Task goal: Your task is to copy every line of the records below that contains "برای".

Data to examine:

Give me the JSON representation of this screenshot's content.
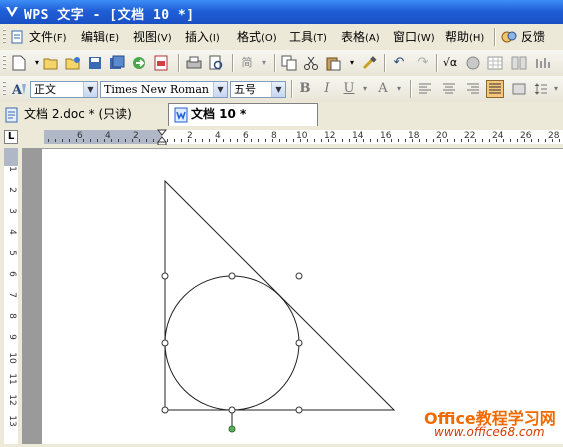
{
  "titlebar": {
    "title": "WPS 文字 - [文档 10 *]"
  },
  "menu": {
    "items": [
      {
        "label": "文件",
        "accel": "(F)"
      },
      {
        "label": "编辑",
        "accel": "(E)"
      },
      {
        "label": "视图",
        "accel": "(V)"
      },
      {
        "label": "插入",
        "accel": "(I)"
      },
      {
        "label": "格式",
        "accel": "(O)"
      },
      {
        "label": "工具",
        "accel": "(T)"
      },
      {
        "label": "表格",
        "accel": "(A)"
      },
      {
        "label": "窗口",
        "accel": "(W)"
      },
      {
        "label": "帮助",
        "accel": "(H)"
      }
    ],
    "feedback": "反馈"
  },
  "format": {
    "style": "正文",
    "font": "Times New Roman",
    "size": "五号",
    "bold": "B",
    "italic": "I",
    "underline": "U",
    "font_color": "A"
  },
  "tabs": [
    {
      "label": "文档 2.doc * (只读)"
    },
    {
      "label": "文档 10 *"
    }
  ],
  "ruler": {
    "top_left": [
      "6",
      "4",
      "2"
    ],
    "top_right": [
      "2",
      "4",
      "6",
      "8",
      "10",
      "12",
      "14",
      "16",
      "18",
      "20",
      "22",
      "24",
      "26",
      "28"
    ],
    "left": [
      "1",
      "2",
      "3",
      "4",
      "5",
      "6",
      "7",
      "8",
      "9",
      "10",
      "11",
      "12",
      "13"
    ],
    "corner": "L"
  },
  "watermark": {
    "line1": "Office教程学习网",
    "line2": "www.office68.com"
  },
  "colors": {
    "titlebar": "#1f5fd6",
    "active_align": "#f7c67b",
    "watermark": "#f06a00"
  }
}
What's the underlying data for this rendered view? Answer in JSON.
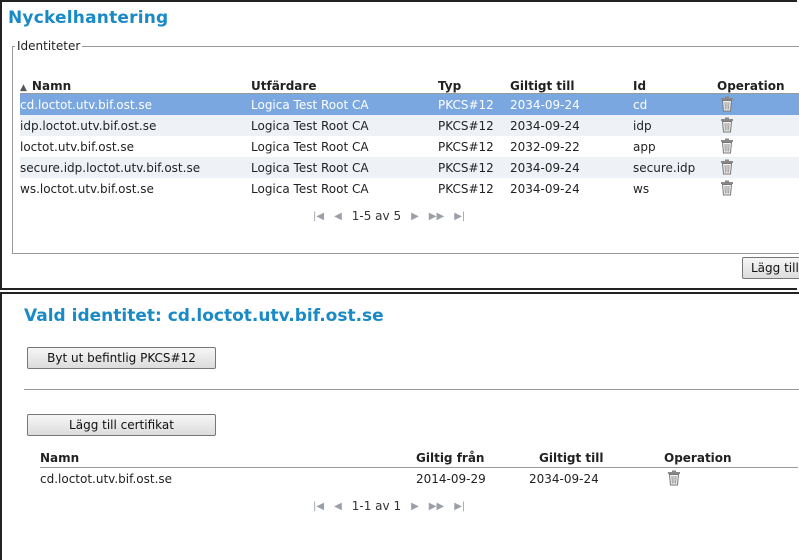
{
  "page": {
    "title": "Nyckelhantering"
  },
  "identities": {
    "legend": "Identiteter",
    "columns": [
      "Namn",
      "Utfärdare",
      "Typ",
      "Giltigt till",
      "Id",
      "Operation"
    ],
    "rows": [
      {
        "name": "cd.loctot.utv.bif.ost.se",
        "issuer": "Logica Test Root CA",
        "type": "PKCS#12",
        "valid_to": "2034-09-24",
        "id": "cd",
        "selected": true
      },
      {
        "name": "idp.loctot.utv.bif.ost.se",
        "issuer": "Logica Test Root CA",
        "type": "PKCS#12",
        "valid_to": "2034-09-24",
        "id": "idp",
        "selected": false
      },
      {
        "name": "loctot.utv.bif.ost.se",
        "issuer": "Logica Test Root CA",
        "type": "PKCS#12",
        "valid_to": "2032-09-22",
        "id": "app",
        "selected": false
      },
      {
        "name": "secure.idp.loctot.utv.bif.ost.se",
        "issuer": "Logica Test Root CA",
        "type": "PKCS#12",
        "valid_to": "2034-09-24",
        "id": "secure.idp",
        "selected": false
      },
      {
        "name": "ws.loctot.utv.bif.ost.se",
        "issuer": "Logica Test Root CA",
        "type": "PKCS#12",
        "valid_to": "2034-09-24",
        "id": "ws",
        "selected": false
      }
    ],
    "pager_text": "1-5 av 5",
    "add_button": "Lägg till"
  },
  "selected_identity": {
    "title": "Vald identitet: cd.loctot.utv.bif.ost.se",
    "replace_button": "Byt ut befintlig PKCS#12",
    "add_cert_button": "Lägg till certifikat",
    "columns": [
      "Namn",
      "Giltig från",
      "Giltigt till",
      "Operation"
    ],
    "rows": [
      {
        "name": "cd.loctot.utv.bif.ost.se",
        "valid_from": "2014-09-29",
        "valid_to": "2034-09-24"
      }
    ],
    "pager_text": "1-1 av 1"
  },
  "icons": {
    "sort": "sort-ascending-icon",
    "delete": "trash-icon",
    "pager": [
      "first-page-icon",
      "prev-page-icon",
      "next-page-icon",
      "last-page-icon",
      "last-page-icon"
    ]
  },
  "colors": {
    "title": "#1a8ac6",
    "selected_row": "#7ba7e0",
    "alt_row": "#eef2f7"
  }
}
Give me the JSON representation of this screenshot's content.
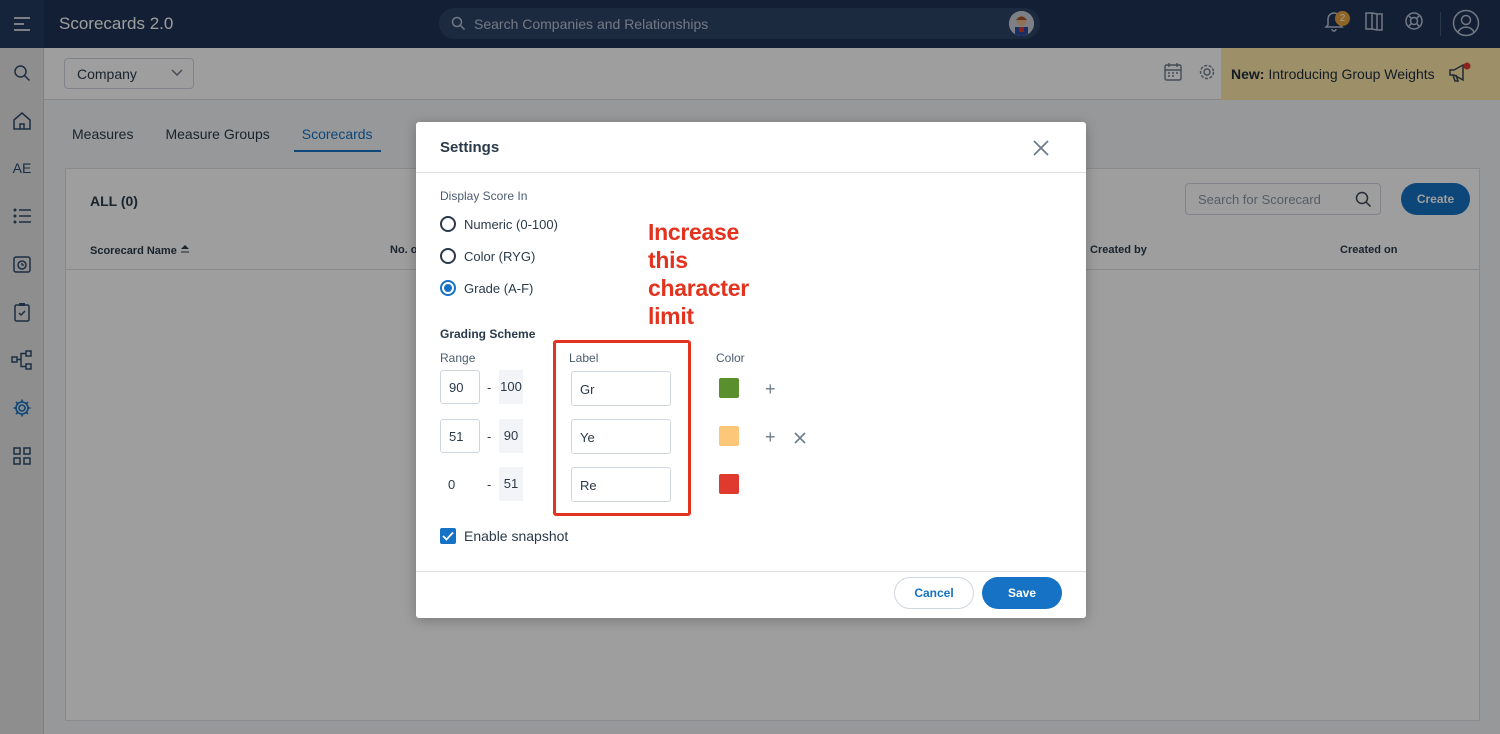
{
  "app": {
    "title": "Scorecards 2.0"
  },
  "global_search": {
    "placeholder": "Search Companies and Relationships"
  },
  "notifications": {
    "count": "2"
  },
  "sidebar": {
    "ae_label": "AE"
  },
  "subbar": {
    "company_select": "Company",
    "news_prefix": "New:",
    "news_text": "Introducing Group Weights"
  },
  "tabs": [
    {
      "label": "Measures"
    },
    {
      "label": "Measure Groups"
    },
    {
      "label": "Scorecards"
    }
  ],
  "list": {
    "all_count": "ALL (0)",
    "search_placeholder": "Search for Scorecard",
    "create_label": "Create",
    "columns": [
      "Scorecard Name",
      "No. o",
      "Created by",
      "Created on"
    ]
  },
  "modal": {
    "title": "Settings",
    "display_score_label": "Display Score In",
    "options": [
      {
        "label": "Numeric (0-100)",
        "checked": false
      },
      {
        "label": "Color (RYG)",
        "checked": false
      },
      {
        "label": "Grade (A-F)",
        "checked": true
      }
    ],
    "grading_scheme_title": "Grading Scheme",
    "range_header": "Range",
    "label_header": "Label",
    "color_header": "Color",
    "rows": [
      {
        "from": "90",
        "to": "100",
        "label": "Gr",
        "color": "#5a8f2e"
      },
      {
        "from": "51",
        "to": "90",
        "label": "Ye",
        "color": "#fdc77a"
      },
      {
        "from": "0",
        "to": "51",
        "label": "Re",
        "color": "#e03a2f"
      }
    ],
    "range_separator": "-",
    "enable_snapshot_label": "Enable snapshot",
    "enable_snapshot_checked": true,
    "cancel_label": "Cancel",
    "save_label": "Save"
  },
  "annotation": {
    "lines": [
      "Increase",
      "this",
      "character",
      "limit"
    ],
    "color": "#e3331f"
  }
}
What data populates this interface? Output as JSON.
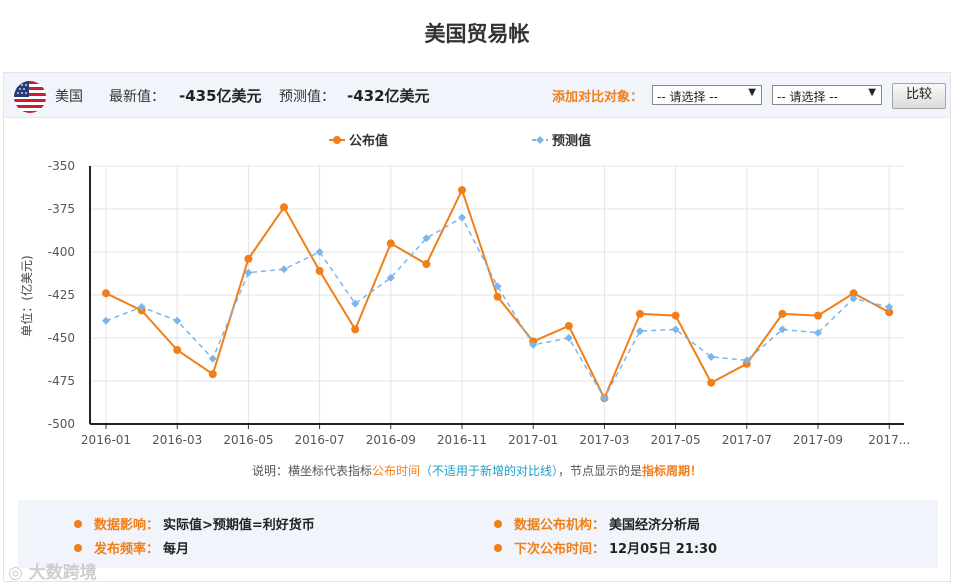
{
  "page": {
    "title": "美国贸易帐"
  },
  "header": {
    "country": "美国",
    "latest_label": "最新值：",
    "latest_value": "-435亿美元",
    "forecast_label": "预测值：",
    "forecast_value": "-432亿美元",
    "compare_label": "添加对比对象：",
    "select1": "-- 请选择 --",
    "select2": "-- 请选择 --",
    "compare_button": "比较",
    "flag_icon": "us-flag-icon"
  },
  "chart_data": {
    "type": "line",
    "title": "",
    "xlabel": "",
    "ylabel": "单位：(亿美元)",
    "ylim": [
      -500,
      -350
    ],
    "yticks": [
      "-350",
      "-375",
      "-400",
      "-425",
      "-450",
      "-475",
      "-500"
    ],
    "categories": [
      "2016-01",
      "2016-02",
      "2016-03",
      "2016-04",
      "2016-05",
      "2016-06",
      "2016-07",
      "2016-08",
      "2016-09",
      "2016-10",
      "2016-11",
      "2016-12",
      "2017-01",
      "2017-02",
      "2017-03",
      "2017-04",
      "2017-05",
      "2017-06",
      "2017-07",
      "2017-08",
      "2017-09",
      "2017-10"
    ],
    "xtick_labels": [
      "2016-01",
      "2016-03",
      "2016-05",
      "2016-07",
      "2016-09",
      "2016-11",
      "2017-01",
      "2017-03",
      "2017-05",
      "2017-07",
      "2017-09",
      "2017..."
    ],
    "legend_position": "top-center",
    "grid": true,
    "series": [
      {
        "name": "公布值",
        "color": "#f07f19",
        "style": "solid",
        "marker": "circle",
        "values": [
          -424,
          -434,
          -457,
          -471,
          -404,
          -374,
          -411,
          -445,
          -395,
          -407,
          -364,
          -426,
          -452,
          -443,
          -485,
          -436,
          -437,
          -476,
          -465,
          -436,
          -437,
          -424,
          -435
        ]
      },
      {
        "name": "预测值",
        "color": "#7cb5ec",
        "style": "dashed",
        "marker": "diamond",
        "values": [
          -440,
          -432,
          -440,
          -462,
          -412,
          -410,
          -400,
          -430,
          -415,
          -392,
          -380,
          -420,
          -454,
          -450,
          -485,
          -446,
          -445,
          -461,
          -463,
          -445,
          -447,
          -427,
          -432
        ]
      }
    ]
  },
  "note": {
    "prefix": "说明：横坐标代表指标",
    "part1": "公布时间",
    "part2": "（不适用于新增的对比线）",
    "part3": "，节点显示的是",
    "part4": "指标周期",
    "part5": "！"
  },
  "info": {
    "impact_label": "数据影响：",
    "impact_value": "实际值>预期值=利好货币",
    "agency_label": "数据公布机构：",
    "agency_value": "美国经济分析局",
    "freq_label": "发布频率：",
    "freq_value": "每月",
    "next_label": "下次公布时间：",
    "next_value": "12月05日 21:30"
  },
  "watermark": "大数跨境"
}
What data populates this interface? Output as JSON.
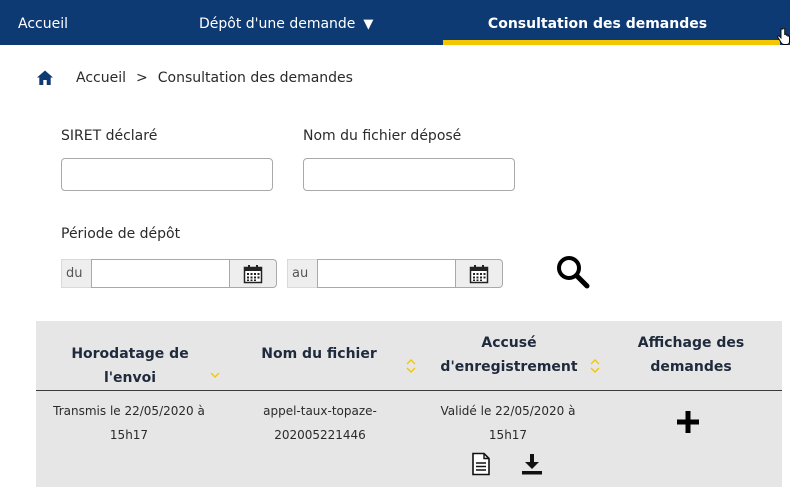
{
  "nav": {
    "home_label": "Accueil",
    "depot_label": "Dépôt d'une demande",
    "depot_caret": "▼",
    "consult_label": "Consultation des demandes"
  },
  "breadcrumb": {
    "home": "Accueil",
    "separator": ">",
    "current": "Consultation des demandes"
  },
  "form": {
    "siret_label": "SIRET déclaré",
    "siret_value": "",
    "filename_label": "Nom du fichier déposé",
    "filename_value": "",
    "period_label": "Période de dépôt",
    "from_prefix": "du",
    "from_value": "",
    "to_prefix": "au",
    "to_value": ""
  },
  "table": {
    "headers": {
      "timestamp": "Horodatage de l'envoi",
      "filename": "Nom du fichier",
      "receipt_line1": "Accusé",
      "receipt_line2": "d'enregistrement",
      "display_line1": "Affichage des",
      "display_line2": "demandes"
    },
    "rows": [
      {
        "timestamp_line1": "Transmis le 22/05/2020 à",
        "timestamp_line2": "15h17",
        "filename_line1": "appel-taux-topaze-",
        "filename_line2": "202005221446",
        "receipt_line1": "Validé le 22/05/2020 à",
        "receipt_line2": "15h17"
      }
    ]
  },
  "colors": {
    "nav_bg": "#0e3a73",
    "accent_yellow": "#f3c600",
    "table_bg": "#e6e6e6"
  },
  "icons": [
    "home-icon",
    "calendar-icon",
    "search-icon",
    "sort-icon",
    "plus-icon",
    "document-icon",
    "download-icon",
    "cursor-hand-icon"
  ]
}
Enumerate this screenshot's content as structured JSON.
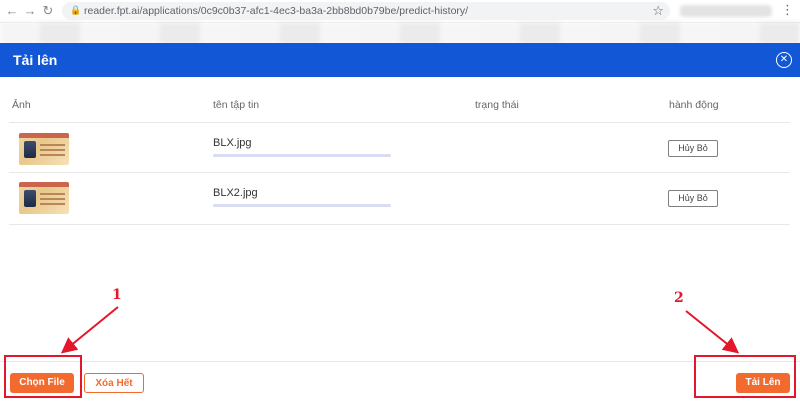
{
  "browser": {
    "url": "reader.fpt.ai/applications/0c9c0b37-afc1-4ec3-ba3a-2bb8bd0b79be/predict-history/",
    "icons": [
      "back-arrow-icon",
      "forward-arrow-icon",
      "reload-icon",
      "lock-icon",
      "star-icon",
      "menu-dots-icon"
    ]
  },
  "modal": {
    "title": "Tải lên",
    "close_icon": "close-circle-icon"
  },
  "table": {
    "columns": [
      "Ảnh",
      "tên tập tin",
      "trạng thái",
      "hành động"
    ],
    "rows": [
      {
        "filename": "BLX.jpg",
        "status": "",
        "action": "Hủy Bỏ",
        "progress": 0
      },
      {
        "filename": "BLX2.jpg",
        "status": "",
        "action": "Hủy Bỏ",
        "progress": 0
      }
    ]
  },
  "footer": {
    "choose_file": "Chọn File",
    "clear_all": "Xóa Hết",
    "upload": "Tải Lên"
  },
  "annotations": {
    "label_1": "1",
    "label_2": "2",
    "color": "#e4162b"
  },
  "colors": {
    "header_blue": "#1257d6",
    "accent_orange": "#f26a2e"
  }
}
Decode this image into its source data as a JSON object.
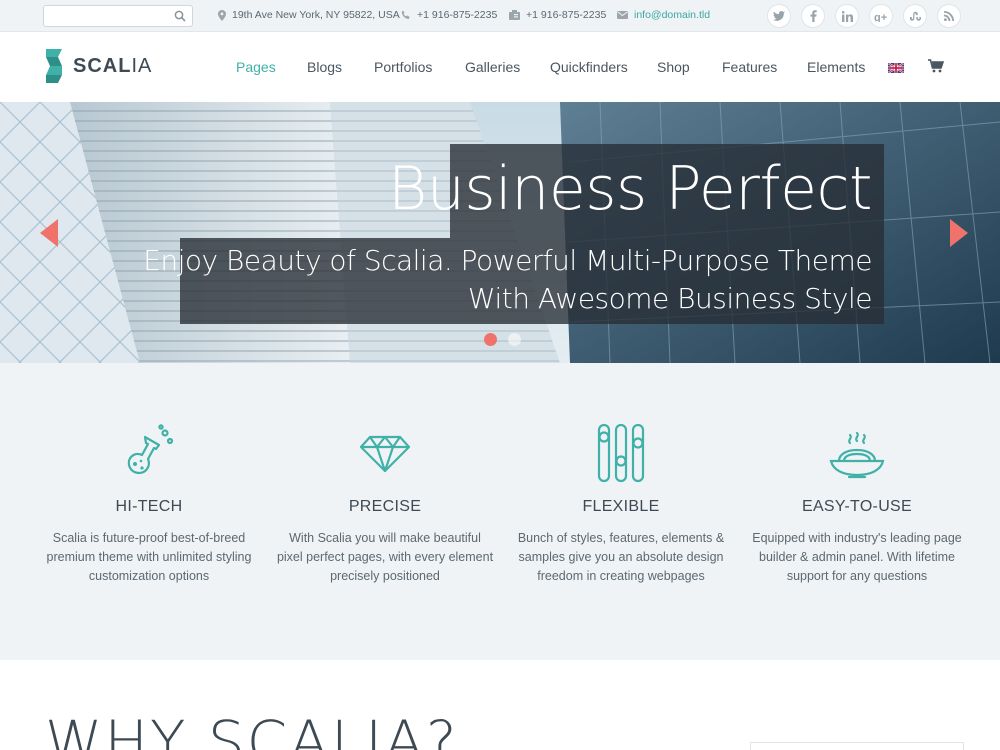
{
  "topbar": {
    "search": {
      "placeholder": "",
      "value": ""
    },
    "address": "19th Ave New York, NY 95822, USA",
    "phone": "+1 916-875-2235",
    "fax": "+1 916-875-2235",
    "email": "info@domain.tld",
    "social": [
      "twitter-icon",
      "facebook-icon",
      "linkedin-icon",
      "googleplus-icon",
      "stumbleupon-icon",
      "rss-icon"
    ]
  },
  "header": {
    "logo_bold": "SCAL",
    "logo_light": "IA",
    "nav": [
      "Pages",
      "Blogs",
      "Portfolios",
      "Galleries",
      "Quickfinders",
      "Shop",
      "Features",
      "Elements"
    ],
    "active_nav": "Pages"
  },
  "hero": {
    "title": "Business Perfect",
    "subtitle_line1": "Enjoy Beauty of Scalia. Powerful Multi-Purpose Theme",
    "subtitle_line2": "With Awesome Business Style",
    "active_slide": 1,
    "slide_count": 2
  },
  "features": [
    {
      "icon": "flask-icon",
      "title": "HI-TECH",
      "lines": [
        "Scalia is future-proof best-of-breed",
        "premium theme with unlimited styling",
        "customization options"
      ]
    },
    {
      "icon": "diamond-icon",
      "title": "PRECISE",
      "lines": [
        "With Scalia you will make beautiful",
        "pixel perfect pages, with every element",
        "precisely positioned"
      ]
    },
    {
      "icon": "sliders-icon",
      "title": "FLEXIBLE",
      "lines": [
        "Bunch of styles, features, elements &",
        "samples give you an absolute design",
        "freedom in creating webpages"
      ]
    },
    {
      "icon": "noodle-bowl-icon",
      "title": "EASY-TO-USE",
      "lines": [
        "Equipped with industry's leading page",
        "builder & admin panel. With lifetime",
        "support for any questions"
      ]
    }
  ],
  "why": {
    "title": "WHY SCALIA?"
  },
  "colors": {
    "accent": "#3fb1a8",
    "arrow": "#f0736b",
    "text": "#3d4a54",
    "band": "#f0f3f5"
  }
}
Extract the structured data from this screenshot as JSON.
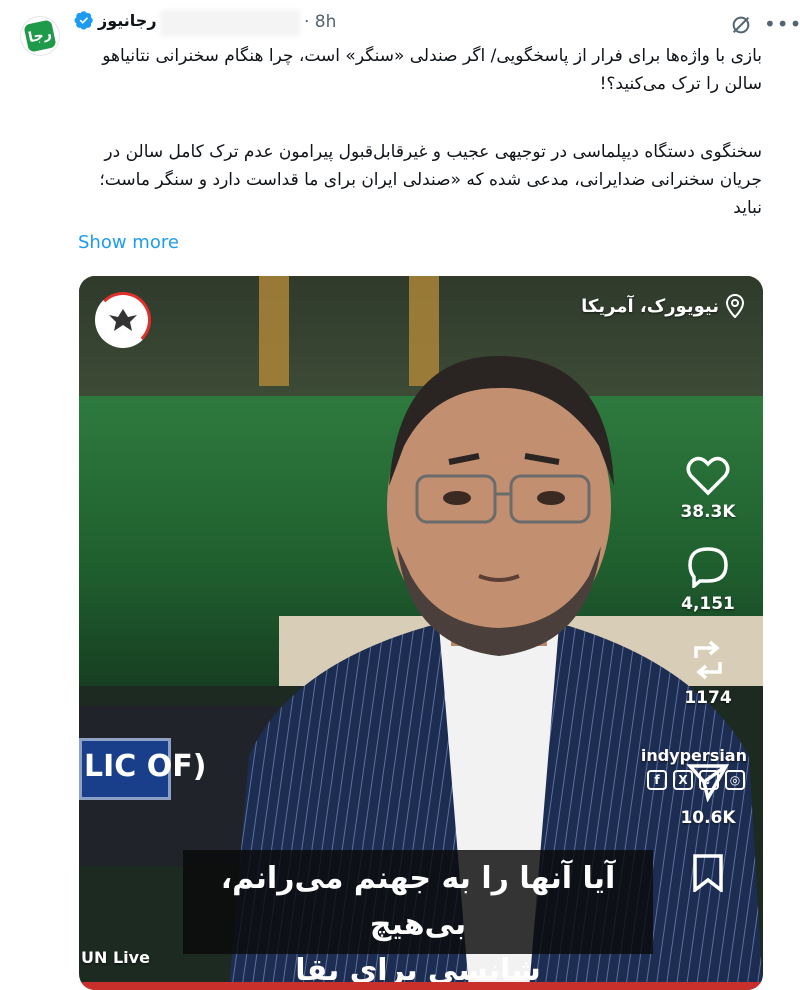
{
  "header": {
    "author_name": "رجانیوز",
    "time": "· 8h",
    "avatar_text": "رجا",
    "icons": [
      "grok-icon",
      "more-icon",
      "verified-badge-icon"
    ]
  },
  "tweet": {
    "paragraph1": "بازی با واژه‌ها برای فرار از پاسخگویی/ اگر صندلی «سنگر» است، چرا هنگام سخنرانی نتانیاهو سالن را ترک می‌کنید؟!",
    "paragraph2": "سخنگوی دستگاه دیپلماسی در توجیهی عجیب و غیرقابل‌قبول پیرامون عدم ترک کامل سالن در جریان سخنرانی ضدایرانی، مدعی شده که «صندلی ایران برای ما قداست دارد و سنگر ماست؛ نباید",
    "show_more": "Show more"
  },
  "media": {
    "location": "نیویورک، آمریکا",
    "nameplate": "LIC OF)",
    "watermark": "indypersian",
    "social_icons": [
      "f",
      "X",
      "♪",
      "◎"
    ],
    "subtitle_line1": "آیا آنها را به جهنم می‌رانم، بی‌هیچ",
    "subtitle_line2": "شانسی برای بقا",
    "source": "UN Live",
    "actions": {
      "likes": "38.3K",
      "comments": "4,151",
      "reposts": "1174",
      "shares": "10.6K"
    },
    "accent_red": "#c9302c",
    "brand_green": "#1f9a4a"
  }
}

Reply:
    "paragraph1": "بازی با واژه‌ها برای فرار از پاسخگویی/ اگر صندلی «سنگر» است، چرا هنگام سخنرانی نتانیاهو سالن را ترک می‌کنید؟!",
    "paragraph2": "سخنگوی دستگاه دیپلماسی در توجیهی عجیب و غیرقابل‌قبول پیرامون عدم ترک کامل سالن در جریان سخنرانی ضدایرانی، مدعی شده که «صندلی ایران برای ما قداست دارد و سنگر ماست؛ نباید",
    "subtitle_line2": "شانسی برای بقا",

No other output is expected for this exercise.